INSTRUCTIONS TO FOLLOW.
Which lines of the material hold the word "Enabled"? Copy each one.

INPUT DATA.
####
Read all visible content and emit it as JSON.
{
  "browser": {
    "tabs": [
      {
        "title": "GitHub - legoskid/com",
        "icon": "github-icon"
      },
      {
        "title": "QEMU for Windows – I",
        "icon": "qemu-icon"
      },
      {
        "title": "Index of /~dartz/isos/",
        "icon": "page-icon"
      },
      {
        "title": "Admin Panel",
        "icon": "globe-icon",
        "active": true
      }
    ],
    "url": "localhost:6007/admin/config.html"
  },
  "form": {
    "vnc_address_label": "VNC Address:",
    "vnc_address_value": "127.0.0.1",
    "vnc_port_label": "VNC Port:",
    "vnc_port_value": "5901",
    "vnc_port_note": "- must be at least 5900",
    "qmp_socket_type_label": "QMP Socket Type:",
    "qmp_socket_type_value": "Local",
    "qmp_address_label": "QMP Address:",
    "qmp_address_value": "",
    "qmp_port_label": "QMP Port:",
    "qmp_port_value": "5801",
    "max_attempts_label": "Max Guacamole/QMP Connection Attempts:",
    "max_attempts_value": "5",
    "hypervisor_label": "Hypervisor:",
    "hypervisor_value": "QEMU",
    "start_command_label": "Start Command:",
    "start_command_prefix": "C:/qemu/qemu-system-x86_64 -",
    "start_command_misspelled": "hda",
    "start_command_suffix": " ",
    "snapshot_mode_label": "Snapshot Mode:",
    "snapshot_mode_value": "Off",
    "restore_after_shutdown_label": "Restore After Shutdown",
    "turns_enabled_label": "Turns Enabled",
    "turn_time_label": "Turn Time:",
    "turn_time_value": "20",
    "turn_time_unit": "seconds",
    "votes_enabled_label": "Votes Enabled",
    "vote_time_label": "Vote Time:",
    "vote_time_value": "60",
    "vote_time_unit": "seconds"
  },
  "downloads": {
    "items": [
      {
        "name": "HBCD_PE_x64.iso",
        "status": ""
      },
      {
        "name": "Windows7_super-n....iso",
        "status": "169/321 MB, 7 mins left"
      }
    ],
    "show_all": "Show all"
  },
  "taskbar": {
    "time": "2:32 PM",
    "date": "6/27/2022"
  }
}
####
SOLUTION.
    "turns_enabled_label": "Turns Enabled",
    "votes_enabled_label": "Votes Enabled",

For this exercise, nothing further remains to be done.